> **Work task**: Copy out each line of the data below in which the string "memory" appears.

Information shown Start Marker

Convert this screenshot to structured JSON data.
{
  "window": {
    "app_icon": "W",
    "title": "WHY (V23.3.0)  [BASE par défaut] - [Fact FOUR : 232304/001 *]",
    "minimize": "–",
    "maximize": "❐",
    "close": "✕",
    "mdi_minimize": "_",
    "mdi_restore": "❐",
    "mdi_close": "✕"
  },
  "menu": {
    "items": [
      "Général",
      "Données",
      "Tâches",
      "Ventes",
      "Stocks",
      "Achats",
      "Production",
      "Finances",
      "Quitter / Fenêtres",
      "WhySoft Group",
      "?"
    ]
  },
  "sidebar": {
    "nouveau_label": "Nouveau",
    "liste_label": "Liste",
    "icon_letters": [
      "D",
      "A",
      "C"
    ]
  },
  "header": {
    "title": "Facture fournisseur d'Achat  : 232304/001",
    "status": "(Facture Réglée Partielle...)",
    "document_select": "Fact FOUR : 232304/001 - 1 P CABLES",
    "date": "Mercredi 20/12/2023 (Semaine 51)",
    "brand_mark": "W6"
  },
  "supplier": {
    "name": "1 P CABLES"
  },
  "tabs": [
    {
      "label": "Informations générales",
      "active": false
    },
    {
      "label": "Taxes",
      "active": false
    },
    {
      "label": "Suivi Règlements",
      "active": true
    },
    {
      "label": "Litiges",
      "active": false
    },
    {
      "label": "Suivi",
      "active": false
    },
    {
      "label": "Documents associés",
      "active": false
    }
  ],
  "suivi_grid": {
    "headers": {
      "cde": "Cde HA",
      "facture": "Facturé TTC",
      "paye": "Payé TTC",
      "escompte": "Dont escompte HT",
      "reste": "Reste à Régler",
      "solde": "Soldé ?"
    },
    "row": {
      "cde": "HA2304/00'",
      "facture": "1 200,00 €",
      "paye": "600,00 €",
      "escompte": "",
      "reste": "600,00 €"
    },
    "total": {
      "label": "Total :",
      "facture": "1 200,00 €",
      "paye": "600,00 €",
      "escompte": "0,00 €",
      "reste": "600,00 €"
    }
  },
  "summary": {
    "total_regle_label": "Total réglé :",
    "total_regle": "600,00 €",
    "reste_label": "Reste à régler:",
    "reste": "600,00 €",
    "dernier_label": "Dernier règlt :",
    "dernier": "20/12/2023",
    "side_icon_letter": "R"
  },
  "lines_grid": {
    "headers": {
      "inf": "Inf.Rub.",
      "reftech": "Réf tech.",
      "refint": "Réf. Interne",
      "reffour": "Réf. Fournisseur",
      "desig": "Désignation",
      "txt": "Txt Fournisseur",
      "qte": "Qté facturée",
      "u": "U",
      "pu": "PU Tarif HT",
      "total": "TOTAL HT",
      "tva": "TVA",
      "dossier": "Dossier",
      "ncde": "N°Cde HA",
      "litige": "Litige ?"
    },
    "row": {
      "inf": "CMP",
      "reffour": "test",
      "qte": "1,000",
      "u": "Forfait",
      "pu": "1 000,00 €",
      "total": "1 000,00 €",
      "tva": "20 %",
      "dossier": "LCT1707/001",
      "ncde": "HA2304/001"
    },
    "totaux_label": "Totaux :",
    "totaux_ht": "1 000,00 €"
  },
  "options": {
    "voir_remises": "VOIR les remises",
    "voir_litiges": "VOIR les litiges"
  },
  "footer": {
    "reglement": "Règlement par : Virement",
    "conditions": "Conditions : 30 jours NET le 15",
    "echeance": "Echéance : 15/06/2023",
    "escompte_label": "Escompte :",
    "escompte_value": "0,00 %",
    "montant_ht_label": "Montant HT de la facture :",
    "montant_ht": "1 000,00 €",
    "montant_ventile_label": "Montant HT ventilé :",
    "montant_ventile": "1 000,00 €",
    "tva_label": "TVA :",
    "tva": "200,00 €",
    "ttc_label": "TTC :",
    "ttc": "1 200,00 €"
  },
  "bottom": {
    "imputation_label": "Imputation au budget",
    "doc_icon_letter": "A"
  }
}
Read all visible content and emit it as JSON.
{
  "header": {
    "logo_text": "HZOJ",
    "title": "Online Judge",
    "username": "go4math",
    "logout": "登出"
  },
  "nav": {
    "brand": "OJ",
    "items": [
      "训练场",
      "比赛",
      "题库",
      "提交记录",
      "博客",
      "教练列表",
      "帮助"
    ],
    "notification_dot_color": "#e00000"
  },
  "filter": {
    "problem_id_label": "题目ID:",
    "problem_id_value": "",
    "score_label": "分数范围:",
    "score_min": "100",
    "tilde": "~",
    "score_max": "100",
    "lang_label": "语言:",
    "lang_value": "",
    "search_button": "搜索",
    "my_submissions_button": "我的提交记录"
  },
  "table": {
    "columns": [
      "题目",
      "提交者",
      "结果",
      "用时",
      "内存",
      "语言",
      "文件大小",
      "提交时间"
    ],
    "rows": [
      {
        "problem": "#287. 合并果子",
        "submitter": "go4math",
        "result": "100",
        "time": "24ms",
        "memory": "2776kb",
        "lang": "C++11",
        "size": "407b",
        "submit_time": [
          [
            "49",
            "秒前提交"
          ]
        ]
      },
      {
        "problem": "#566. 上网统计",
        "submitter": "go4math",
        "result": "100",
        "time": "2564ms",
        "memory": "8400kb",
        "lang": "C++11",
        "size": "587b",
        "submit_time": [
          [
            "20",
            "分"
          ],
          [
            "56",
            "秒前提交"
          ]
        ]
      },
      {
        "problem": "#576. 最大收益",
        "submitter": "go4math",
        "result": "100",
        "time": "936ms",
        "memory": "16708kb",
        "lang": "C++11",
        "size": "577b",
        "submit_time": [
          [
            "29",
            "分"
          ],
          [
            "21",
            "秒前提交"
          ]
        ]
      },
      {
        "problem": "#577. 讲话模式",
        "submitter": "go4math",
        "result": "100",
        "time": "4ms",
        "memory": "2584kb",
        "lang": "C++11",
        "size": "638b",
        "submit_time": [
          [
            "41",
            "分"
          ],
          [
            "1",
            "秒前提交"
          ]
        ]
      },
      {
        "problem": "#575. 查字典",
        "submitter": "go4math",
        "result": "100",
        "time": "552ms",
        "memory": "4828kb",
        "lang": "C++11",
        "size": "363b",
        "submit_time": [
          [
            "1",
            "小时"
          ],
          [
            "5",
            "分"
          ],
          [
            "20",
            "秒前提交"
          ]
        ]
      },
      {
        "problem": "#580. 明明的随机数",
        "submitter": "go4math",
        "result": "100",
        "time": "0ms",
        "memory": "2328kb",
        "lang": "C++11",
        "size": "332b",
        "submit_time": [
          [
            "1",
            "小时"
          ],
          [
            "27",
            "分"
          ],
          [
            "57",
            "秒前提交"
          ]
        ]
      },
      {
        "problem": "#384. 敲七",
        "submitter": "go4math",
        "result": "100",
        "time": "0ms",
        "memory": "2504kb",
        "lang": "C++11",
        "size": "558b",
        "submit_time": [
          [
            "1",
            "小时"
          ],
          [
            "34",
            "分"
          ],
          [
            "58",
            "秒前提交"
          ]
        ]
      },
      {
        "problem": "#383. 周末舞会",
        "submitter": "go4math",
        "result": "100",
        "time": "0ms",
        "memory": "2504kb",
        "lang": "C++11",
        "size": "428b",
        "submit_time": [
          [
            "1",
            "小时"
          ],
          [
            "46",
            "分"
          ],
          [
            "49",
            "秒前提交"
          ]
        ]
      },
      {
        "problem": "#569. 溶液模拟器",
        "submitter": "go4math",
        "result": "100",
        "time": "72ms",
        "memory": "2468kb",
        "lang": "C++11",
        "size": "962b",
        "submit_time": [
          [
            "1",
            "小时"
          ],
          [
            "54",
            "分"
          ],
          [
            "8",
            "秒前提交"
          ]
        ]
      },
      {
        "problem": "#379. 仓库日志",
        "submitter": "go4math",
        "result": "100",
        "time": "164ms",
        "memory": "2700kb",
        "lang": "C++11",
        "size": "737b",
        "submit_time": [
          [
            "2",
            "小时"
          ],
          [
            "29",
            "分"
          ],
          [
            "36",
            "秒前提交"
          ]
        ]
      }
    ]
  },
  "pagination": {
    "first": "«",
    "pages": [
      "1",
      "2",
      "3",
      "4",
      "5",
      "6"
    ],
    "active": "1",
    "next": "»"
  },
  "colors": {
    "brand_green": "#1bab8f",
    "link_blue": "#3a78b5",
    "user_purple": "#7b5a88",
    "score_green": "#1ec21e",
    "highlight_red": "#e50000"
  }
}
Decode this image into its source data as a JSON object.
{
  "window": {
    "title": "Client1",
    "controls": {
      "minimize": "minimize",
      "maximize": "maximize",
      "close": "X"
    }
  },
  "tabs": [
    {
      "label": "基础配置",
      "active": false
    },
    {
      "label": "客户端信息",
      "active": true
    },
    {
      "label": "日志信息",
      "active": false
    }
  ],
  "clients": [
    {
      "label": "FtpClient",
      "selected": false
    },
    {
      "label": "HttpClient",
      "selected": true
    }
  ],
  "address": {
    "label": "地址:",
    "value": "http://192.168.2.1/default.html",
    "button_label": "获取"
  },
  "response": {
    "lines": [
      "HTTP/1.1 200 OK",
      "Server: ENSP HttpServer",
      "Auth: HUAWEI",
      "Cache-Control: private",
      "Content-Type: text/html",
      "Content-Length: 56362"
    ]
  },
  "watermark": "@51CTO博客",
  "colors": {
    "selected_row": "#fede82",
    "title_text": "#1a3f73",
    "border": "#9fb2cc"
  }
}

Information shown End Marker

> **Expected answer**:
        "memory": "2776kb",
        "memory": "8400kb",
        "memory": "16708kb",
        "memory": "2584kb",
        "memory": "4828kb",
        "memory": "2328kb",
        "memory": "2504kb",
        "memory": "2504kb",
        "memory": "2468kb",
        "memory": "2700kb",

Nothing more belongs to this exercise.